However, Li remains the best bet for an Asian winner and she showed positive signs in a 6-1, 6-3 win over Karatantcheva, as she seeks to do better than runner-up in 2011 and fourth round last year.
“It’s always tough in the first round. You just come to the court 50/50. You never know whether you can beat her or you can lose. Everyone is the same,” said Li, who will play Belarus’s Olga Govortsova in the next round.
Nishikori eased worries over a knee injury, which forced him out of the Brisbane International when he came through in four sets against Hanescu, ranked 63.
The world No. 18, whose run to last year’s quarterfinals was the best ever Grand Slam performance by a Japanese man, will face Argentina’s Carlos Berlocq as his next opponent.
Tennis Australia is microblogging updates from the Australian Open on Chinese social media sites, and for the first time, a group of Chinese children are performing as ballboys and girls.
Meanwhile Somdev Devvarman, one of a group of Indian rebels who have made themselves unavailable for the Davis Cup in a dispute over conditions and prize money, surged into the second round with a straight-sets win over Bjorn Phau.

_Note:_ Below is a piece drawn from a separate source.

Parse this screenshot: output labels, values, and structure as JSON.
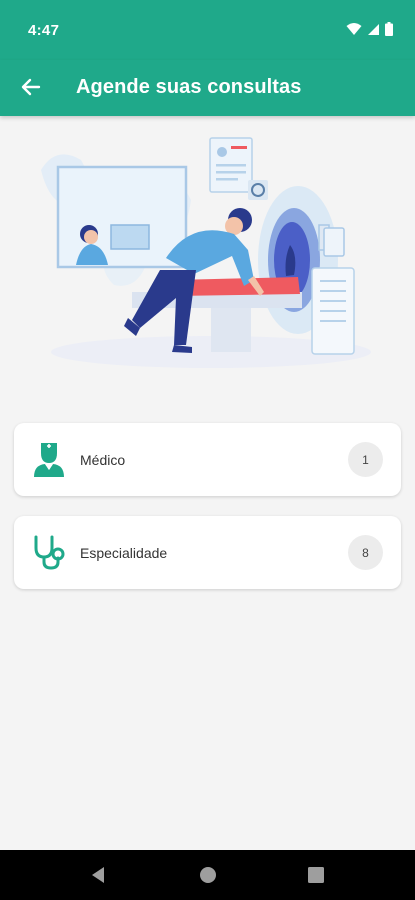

“I’ve been enjoying the dispute, speaking honestly,” Devvarman said. “It’s the first time in a long time that all the players on the Indian tennis scene, pretty much, are on really good terms with each other.”